If more of those teams “going indie” opted to make their games with a female protagonist AS LONG AS IT’S MEANINGFUL, it would also help.
Hell, if Anita Sarkeesian decided to put a team together and work on that game about the princess, I would definitely buy it if the game was good. At least IMO, that helps more than just posting videos about “how things with female characters ought to be” on Youtube.
People from countries with established videogame industries are lucky because they have something we don’t: you are A LOT of people and it’s very easy for you to get small teams of devs together. Here in El Salvador we are around 25 game developers in the whole country (I mean 25 people, not 25 teams of people). Now ask me how many have a game with a female protagonist as their first option: less than 10…
I say maybe it’s stupid because I don’t really know how difficult it would be for people working on those big companies to develop another game as a weekend/side project, so I don’t know if my crazy idea would be too much. Devs “going indie” would certainly find it easier.
But when I see “risks” being taken in many areas except protagonist gender, I can only ask how interested people really are.
Hell, I’m even willing to put up with the “generic female that kicks ass and kills zombies” if she has a good story to tell. I should clarify I don’t mean I want them to write a story so good it’s at least comparable to The Lord of the Flies. I just need something that’s engaging enough, like Fatal Frame or even Diablo.
And who knows. Maybe if female protagonists were not so rare, we wouldn’t have all those critics dissecting female protagonists over and over…
In my mind, action helps more than words. I’ve seen many gaming-industry-related people discussing talking about why we need more female characters for some time. However, for some reason I haven’t seen many games featuring female characters being announced. So here’s my final stupid question (and it’s sorta stupid because I don’t know how the industry works in your countries, because we don’t even have an industry here): Why are there so many industry-related-people talking about wanting more female leads in games, but yet so few people making games with a female lead? So maybe I could say “don’t ask for more female characters; make them.”
Just some final thoughts…
Note: All this was written by a guy living in a country with zero game development industry; who may or may not be a decent writer; who is NOT a programmer but is able to make games because Unreal Kismet is extremely easy to use but didn’t know how to make a game until 3 years ago; who has zero first-hand experience in the videogames industry. If I managed to come up with a story with a female lead and put together a small team to make a game, I’m pretty sure those of you who are far better writers, who are real programmers and artists, can do a far better work.
When I got back from PAX this April (we were showing Enola there), I read an article, but what I remember the most was one of the comments.

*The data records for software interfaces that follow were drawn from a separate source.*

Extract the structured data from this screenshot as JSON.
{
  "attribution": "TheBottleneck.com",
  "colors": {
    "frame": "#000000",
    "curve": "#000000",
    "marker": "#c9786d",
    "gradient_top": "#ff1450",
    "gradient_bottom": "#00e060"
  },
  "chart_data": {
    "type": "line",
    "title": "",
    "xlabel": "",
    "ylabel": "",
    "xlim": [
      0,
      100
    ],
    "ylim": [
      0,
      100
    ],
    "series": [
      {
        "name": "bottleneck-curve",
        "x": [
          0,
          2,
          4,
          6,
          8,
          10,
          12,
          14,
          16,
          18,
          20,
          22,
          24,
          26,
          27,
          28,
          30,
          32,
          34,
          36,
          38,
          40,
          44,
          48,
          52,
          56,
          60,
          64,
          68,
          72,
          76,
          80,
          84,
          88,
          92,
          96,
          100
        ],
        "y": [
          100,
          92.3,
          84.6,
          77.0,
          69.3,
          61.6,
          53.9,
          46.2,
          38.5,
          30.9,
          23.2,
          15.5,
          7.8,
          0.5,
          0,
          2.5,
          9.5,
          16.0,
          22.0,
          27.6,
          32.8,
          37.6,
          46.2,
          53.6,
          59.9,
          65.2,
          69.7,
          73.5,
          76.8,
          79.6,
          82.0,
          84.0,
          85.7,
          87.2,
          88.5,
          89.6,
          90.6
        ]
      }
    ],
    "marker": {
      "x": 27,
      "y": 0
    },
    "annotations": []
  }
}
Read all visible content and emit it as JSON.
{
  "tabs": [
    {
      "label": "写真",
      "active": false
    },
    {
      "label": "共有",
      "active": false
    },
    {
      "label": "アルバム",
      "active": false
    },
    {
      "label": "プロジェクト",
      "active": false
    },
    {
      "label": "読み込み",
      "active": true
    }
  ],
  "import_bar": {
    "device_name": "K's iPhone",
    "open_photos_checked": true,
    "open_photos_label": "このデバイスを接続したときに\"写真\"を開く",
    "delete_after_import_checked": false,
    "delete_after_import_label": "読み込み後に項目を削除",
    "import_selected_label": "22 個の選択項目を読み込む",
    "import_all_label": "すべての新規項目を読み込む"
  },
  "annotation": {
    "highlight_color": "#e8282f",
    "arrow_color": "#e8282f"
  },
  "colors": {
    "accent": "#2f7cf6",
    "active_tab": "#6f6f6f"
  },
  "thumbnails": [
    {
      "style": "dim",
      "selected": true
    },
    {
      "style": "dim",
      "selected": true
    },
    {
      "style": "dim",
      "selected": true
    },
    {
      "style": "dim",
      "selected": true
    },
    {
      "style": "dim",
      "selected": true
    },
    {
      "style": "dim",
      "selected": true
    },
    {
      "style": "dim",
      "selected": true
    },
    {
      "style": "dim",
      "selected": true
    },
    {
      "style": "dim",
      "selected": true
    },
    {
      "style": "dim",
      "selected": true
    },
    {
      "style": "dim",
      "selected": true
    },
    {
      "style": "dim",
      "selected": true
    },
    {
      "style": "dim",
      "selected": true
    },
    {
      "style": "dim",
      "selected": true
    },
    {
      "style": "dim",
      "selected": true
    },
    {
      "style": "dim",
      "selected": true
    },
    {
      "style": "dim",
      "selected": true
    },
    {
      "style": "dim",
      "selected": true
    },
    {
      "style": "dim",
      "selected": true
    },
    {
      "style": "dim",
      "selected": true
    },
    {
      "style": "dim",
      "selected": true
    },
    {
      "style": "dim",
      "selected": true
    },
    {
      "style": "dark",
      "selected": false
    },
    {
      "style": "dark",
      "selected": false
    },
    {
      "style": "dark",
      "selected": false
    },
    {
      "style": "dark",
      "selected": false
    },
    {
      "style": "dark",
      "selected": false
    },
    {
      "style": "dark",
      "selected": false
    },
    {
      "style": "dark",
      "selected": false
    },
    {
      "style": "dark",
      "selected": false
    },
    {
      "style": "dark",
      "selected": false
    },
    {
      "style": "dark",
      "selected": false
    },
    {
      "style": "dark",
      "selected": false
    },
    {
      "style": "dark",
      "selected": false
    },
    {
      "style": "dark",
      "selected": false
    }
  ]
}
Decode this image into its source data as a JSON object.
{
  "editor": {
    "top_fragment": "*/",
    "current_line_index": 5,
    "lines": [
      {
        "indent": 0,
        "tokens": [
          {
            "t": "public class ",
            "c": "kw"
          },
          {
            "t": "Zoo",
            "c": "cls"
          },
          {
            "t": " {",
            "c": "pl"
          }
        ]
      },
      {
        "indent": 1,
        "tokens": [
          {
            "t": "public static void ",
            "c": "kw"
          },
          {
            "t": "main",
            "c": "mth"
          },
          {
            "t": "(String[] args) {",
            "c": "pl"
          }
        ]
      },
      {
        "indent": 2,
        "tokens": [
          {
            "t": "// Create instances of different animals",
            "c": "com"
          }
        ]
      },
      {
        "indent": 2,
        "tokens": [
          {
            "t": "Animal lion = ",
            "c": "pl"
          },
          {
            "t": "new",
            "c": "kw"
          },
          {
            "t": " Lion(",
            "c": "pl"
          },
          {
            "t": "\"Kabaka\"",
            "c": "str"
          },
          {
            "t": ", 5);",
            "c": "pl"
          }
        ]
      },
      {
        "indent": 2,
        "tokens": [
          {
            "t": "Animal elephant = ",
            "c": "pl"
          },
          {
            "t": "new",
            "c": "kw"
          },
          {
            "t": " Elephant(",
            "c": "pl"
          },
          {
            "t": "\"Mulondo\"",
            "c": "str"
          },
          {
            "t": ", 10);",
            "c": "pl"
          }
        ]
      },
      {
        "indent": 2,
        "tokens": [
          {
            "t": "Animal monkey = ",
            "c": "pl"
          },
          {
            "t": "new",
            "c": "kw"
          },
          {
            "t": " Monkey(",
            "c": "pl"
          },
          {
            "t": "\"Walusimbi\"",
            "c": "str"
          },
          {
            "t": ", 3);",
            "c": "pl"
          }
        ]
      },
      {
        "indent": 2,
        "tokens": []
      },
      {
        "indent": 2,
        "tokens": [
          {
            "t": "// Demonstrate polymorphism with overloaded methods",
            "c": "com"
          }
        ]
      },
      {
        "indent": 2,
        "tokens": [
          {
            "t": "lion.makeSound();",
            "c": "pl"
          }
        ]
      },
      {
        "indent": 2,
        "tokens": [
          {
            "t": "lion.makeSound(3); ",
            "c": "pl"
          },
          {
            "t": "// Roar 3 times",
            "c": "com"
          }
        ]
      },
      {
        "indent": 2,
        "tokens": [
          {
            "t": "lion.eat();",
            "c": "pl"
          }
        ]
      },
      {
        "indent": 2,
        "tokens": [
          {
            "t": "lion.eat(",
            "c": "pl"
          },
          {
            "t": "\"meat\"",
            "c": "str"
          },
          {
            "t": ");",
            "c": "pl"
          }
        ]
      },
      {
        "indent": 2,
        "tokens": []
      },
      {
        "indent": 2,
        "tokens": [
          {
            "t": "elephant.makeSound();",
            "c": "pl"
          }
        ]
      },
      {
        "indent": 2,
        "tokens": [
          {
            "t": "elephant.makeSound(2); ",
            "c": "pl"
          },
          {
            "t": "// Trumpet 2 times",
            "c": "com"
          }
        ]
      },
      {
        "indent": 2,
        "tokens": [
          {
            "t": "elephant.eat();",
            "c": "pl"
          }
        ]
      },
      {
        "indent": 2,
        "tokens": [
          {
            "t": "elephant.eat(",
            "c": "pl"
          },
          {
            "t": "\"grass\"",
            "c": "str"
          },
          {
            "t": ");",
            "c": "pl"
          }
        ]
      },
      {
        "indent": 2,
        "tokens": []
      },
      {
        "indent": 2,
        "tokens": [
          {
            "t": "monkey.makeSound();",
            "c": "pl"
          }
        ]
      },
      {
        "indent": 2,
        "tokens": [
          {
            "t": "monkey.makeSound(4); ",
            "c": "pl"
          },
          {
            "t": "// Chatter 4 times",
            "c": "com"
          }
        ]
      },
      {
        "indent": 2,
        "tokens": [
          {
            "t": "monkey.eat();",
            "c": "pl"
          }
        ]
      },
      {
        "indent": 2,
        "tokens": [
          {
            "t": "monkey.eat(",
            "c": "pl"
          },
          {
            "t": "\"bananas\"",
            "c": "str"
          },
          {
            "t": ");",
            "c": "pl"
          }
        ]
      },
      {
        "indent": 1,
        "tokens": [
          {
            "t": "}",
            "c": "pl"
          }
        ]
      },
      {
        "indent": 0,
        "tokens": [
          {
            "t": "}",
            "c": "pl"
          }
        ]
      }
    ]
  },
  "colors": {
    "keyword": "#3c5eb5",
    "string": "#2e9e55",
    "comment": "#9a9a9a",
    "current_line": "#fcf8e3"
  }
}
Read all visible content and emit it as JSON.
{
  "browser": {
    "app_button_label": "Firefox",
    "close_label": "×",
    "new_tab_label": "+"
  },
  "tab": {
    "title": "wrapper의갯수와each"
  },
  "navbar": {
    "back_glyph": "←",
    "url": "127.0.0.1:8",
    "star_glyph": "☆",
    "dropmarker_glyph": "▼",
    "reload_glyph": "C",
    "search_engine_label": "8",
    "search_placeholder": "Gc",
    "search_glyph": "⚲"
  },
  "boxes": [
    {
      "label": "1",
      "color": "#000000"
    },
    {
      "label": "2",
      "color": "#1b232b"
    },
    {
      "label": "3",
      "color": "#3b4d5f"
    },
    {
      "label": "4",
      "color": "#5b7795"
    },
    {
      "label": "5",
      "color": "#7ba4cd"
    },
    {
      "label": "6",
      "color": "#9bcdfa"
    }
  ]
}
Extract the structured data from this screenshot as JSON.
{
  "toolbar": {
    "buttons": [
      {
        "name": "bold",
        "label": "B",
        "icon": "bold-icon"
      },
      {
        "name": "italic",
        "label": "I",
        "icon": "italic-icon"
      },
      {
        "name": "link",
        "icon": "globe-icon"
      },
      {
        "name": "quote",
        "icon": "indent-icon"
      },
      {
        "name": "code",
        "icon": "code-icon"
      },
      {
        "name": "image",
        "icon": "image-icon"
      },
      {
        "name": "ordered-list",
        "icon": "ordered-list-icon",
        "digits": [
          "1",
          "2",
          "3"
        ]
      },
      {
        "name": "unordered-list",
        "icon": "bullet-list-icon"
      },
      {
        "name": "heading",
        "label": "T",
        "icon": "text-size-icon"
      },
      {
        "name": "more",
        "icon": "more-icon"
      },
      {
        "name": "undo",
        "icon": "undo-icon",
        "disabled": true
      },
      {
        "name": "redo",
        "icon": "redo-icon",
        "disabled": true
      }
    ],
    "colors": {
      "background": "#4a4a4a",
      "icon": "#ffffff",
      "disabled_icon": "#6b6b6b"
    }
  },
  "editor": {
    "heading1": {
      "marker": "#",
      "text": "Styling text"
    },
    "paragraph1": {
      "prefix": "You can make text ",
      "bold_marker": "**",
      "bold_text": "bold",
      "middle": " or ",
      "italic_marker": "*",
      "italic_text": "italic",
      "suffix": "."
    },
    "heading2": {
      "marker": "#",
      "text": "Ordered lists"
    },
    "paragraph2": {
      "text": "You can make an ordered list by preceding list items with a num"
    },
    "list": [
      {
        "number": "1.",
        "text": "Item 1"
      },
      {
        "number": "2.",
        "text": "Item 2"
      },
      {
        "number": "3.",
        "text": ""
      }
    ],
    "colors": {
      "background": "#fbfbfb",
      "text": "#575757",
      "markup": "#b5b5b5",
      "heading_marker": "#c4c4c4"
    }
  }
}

The guy had wrote “the devs’ mistake was to make a game with a female protagonist.” However, experience has showed me that for every guy complaining that the main character is a girl, there are hundreds who are happy that the main character is a girl.
It turns out “the risk” of making a female lead is not “as risky” as people think.